Of all the potential uses of HPC, machine learning and AI are the most fascinating. Cheaper, more robust processing chips have brought software-defined learning to the masses and turned it into an important tool for modern businesses.
In 2015, NVIDIA CEO, Jen Hsun Huang claimed ‘machine learning is high-performance computing’s first killer app for consumers.’ And, two years on, he’s been proved right.
Machine learning can help both your business and your customers improve the efficiency and performance of their daily operations. Again, GPUs are providing the power to run the complex algorithms needed to deal with the high-value FLOP (floating point operations per second) calculations that underpin intelligent neural networks.

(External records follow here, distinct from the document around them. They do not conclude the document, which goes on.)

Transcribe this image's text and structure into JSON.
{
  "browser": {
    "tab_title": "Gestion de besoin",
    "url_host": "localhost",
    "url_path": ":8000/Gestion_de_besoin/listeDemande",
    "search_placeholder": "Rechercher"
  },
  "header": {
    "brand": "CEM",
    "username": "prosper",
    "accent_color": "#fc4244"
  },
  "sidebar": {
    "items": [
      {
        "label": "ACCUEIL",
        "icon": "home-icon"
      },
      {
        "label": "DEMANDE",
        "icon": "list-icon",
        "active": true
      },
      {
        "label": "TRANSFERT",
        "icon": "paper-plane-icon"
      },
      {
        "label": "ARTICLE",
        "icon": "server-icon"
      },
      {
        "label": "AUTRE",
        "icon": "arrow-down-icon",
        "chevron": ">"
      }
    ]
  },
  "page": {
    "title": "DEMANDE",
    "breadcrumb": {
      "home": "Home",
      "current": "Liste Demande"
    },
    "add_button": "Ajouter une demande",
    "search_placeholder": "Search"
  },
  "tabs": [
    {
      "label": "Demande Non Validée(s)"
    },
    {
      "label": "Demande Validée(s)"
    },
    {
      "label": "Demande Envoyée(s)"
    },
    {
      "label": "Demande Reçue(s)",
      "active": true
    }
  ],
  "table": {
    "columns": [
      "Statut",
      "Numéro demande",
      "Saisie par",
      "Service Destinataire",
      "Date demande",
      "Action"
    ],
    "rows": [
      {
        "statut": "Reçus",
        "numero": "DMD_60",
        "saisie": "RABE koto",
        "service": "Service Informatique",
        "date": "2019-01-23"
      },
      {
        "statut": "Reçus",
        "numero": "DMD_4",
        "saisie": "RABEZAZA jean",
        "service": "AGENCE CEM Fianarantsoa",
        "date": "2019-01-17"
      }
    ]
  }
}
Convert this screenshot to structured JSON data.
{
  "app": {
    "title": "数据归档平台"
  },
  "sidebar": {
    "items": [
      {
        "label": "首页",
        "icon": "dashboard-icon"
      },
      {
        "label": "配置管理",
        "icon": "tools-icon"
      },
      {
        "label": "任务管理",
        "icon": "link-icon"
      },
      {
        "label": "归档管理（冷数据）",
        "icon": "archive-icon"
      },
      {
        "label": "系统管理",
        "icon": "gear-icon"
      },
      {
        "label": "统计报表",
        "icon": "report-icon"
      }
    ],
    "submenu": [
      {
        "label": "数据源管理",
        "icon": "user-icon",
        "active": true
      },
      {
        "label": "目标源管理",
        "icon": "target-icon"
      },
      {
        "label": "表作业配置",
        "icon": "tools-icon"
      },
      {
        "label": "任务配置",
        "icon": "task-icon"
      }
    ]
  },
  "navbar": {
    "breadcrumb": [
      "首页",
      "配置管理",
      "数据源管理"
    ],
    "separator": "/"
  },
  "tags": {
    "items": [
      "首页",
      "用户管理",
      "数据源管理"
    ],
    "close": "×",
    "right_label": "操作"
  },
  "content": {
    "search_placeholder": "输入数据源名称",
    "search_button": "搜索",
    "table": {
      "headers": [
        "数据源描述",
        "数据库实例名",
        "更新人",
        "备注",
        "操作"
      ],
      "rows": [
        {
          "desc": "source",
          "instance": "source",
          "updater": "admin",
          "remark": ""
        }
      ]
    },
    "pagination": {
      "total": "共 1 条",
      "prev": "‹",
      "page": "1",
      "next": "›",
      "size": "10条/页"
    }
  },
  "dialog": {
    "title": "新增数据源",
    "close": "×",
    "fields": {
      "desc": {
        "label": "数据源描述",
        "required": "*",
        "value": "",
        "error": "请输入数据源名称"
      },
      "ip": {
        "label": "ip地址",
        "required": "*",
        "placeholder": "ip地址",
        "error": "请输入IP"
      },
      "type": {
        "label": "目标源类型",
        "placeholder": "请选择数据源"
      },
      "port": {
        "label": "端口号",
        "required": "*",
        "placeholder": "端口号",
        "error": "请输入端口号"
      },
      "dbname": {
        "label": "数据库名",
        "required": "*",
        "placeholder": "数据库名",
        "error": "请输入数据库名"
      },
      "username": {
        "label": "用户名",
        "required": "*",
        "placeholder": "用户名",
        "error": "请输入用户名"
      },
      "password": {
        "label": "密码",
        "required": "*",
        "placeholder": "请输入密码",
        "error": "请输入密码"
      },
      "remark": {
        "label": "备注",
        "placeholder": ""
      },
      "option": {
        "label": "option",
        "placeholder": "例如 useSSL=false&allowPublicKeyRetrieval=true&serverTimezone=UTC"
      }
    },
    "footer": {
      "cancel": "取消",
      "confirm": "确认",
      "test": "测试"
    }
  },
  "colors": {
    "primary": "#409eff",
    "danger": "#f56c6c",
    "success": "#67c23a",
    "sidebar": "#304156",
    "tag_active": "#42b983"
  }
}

It’s the high-speed interconnects between HPC nodes that enable machine learning to function.
Real-time analysis and understanding rely on faster throughput and data sharing capabilities. The best HPC clusters use networks such as 10 Gigabit Ethernet and InfiniBand to increase computation traffic between nodes.
With multiple cores working on the same calculation, it’s important that files and data are shared throughout the network as quickly and efficiently as possible.
Industry insights: Stock valuation and mis-sold insurance
92 percent of businesses believe machine learning will impact them in some capacity. For example, in the stock exchange, traders can use machine learning to forecast trends in stock prices.
HPC improves the results of these predictions by ensuring the calculations are run in near real-time.
Insurance will also benefit from deep learning algorithms. Regulatory compliance is at the forefront of industry processes.
As machine learning improves, so will a firm’s ability to understand interactions between sales agents and customers. This will give them more control over mis-selling and ensure negligent behaviour doesn’t undermine financial success.
Making HPC work for your business
The beauty of HPC is its ability to adapt to a range of different industries and workloads. However, choosing the right datacentre architecture for your business enables you to get more from your HPC cluster.
Software-defined infrastructure has made it possible to tailor the number and function of cores available for certain tasks, increasing speed and performance, optimising network connectivity, and reducing the risk of potential bottlenecks.
When investing in HPC technology, a roadmap is key:
- Shop around for the commodity components that best meet your specific requirements. While some will be incompatible, choosing resources from a variety of vendors will help you design bespoke infrastructure that maximises ROI.
- Benchmark your applications. Test out actual HPC clusters before you commit to buying. Proof of concept (POC) is the only way you’ll know which configurations work best for your business.
- Work with a partner, not a wholesaler. Purchasing HPC components can be daunting, so pick a company who will work with you to find the perfect software and hardware solutions for your needs.
Summary: an HPC strategy
As IoT, HPDA and machine learning become more ubiquitous in the world of business, companies that embrace the power of HPC will see greater overall success.
Whether you decide to opt for on-premises commodity clusters or try your hand at HPC cloud computing, planning from the ground up is essential.
With the right HPC strategy, you have the opportunity to increase the scalability, performance and profitability of your business. To out-compute is to out-compete and, with RedPixie’s approach to HPC, increased innovation is within your reach.